TL;DR: In this article, the authors suggest that the US courts continue to closely scrutinise these agreements for fairness to the class members, and adopt objective criteria to ensure that the monies will be distributed for purposes that serve the interests of the class and are consistent with the reason for the litigation.

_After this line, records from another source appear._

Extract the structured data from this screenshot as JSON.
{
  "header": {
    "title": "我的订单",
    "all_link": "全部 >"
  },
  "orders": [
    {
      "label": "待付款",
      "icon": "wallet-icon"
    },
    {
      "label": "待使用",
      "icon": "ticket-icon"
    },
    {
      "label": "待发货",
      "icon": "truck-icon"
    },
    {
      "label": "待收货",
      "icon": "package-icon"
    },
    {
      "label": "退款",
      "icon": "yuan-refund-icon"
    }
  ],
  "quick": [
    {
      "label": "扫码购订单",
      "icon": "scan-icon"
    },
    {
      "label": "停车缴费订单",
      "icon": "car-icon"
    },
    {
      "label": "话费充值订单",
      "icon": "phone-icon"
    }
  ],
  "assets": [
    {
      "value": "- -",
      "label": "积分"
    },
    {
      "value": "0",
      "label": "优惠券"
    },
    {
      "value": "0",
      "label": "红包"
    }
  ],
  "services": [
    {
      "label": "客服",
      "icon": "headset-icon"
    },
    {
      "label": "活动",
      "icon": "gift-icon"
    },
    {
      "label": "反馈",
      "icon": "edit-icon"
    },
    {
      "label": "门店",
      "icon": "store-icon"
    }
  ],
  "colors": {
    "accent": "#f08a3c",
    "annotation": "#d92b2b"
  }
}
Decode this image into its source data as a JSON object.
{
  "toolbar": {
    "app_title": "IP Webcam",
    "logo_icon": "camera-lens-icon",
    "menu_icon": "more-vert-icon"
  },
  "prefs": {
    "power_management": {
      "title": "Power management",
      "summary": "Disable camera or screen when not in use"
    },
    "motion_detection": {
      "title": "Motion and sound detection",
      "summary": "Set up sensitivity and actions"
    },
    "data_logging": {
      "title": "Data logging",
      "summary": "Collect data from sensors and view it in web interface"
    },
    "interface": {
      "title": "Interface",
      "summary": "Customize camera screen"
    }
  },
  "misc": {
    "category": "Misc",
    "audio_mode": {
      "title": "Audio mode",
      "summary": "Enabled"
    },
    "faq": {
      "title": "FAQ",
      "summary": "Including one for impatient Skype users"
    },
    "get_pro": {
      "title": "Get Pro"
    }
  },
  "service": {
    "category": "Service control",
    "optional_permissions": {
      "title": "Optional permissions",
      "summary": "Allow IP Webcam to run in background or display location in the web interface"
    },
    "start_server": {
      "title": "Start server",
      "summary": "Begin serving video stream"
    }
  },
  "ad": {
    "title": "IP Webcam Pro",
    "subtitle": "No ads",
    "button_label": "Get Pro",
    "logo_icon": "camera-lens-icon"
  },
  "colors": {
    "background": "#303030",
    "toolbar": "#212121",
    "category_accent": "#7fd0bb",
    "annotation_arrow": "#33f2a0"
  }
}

Abstract: The enforcement of rights is a critical requirement of privacy law. Absent actual enforcement, there is little meaningful incentive for companies to comply with privacy requirements. Enforcement also helps to ensure that the individuals whose privacy is placed at risk are fairly compensated. In matters involving a large number of consumers, providing a remedy to all users affected by a company’s practice is difficult and often times inefficient. For this reason, courts in the US provide for “class action litigation”, lawsuits brought on behalf of a large number of individuals in similar circumstances. The theory is that it is more efficient to merge all of the individual suits that might otherwise be brought. But class action litigation has its own shortcomings. Attorneys who represent the class members frequently settle these cases with the companies and agree to terms that provide benefits to the company, such as eliminating the possibility of all future lawsuits, and sacrifice the benefits that the individuals who they purport to represent might otherwise achieve. US courts are sensitive to the problem of collusion between the lawyers in class action settlements and have increasingly scrutinised these agreements to ensure that the settlements protect the interests of class members and are consistent with the purposes for which the lawsuit was brought. In the area of consumer privacy, the problem is particularly serious with class action attorneys increasingly trading the privacy rights of Internet users for their own private benefit. As a consequence, US consumer privacy organisations are challenging the settlements and turning to the Federal Trade Commission and others to block their adoption. In this article, the authors recommend that the US courts continue to closely scrutinise these agreements for fairness to the class members. Regarding the allocation of funds from such settlements, the authors propose that courts adopt objective criteria to ensure that the monies will be distributed for purposes that serve the interests of the class and are consistent with the reason for the litigation. The authors contend that these factors are the fundamental requirements for cy pres allocations.